- Miniature Thermal Emission Spectrometer for identifying promising rocks and soils for closer examination and for determining the processes that formed Martian rocks.
- Mossbauer Spectrometer for close-up investigations of the mineralogy of iron-bearing rocks and soils.
- Alpha Practice X-Ray Spectrometer for close-up analysis of the abundances of elements that make up rocks and soils.
- Magnets for collecting magnetic dust particles.
- Microscopic Imager for obtaining close-up, high-resolution images of rocks and soils.
- Rock Abrasion Tool for removing dusty and weathered rock surfaces and exposing fresh material for examination by instruments onboard.
Other rovers on Mars
- Another NASA rover called Curiosity, which arrived on Mars in 2012, continues its work on the Martian surface, collecting soil samples to analyze them for signs of organic compounds.
- NASA’s InSight spacecraft, the first robotic lander designed to study the deep interior of a distant world, touched down safely on the surface of Mars in November, with instruments to detect planetary seismic rumblings never measured anywhere but Earth.
- InSight and the next Mars rover mission, scheduled for 2020, are both seen as precursors for eventual human exploration of Mars.

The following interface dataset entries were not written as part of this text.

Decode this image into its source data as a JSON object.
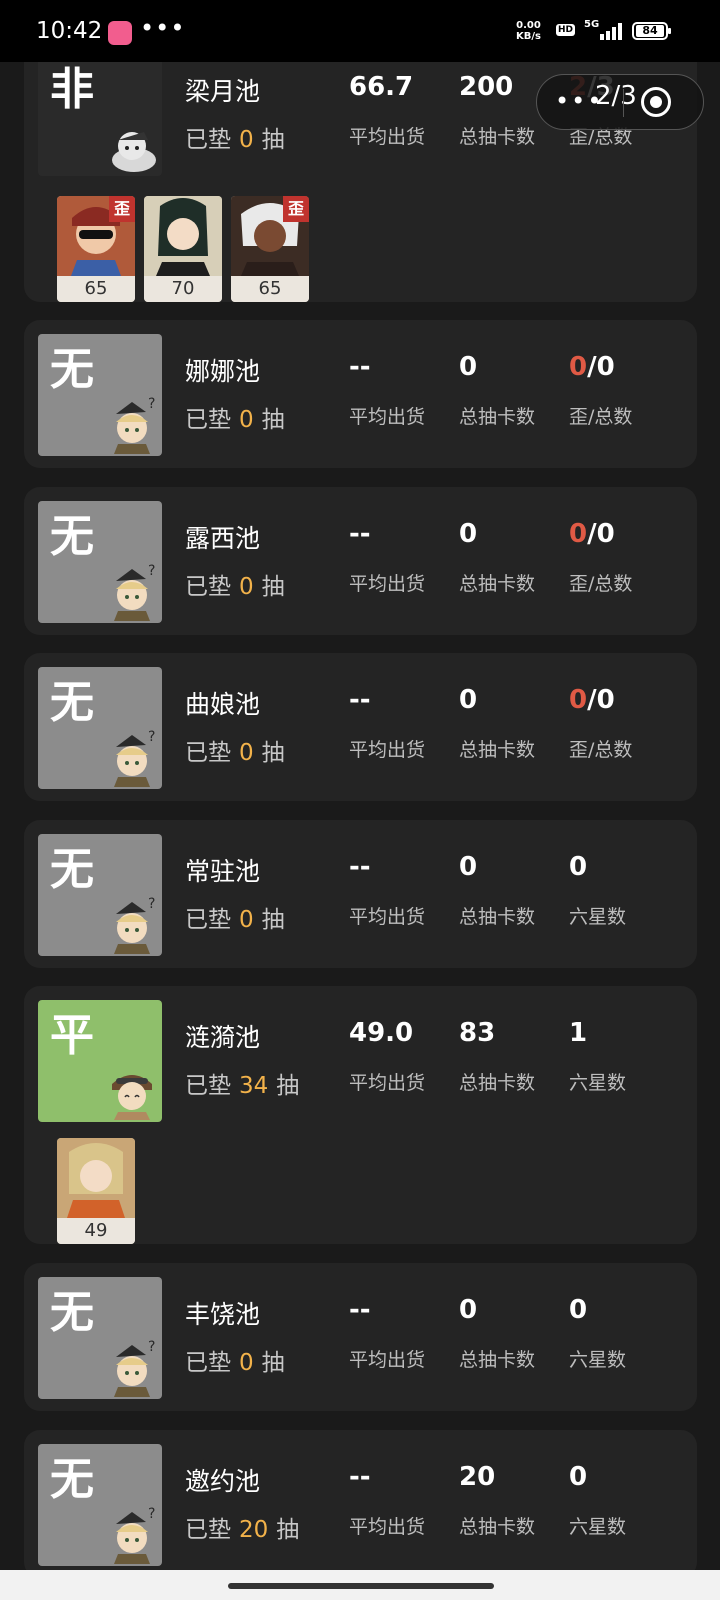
{
  "status_bar": {
    "time": "10:42",
    "dots": "•••",
    "net_speed_value": "0.00",
    "net_speed_unit": "KB/s",
    "hd": "HD",
    "signal": "5G",
    "battery": "84"
  },
  "floating_button": {
    "page": "2/3",
    "more_icon": "more-dots-icon",
    "target_icon": "target-icon"
  },
  "labels": {
    "avg": "平均出货",
    "total": "总抽卡数",
    "off_total": "歪/总数",
    "six_star": "六星数",
    "pity_prefix": "已垫",
    "pity_suffix": "抽",
    "off_tag": "歪"
  },
  "pools": [
    {
      "badge": "非",
      "name": "梁月池",
      "pity": "0",
      "avg": "66.7",
      "total": "200",
      "stat3_red": "2",
      "stat3_rest": "/3",
      "thumbs": [
        "65",
        "70",
        "65"
      ]
    },
    {
      "badge": "无",
      "name": "娜娜池",
      "pity": "0",
      "avg": "--",
      "total": "0",
      "stat3_red": "0",
      "stat3_rest": "/0"
    },
    {
      "badge": "无",
      "name": "露西池",
      "pity": "0",
      "avg": "--",
      "total": "0",
      "stat3_red": "0",
      "stat3_rest": "/0"
    },
    {
      "badge": "无",
      "name": "曲娘池",
      "pity": "0",
      "avg": "--",
      "total": "0",
      "stat3_red": "0",
      "stat3_rest": "/0"
    },
    {
      "badge": "无",
      "name": "常驻池",
      "pity": "0",
      "avg": "--",
      "total": "0",
      "stat3": "0"
    },
    {
      "badge": "平",
      "name": "涟漪池",
      "pity": "34",
      "avg": "49.0",
      "total": "83",
      "stat3": "1",
      "thumbs": [
        "49"
      ]
    },
    {
      "badge": "无",
      "name": "丰饶池",
      "pity": "0",
      "avg": "--",
      "total": "0",
      "stat3": "0"
    },
    {
      "badge": "无",
      "name": "邀约池",
      "pity": "20",
      "avg": "--",
      "total": "20",
      "stat3": "0"
    }
  ]
}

Other missions on Mars:
- Mars Atmosphere and Volatile Evolution (MAVEN) mission was developed to study the Martian atmosphere while orbiting Mars. it was launched in 2013.
- In September 2014, MAVEN reached Mars and was inserted into an areocentric elliptic orbit 6,200 km (3,900 mi) by 150 km (93 mi) above the planet’s surface.
- NASA announced that data from MAVEN shows that the deterioration of Mars’ atmosphere increases significantly during solar storms.
Mission Goals include determining how the planet’s atmosphere and water, presumed to have once been substantial, were lost over time.
Four scientific objectives of MAVEN
- Determine the role that loss of volatiles to space from the Martian atmosphere has played through time.
- Determine the current state of the upper atmosphere, ionosphere, and interactions with the solar wind.
- Determine the current rates of escape of neutral gases and ions to space and the processes controlling them.
- Determine the ratios of stable isotopes in the Martian atmosphere.
- The Mars Orbiter Mission (MOM), also called Mangalyaan, It was launched on 5 November 2013 by the Indian Space Research Organisation(ISRO).
- Marking India’s first venture into the interplanetary space, MOM will explore and observe Mars surface features, morphology, mineralogy and the Martian atmosphere.
- Further, a specific search for methane in the Martian atmosphere will provide information about the possibility or the past existence of life on the planet.
- It is India’s first interplanetary mission and it made it the fourth space agency to reach Mars, after Roscosmos, NASA, and the European Space Agency.
- India is the first Asian nation to reach Mars orbit, and the first nation in the world to do so in its first attempt.
- The primary objective of the mission is to develop the technologies required for designing, planning, management and operations of an interplanetary mission.
- The secondary objective is to explore Mars’ surface features, morphology, mineralogy and Martian atmosphere using indigenous scientific instruments.
The scientific objectives deal with the following major aspects:
- Exploration of Mars surface features by studying the morphology, topography and mineralogy
- Study the constituents of Martian atmosphere including methane and CO2 using remote sensing techniques
- Study the dynamics of the upper atmosphere of Mars, effects of solar wind and radiation and the escape of volatiles to outer space
The mission would also provide multiple opportunities to observe the Martian moon Phobos and also offer an opportunity to identify and re-estimate the orbits of asteroids seen during the Martian Transfer Trajectory.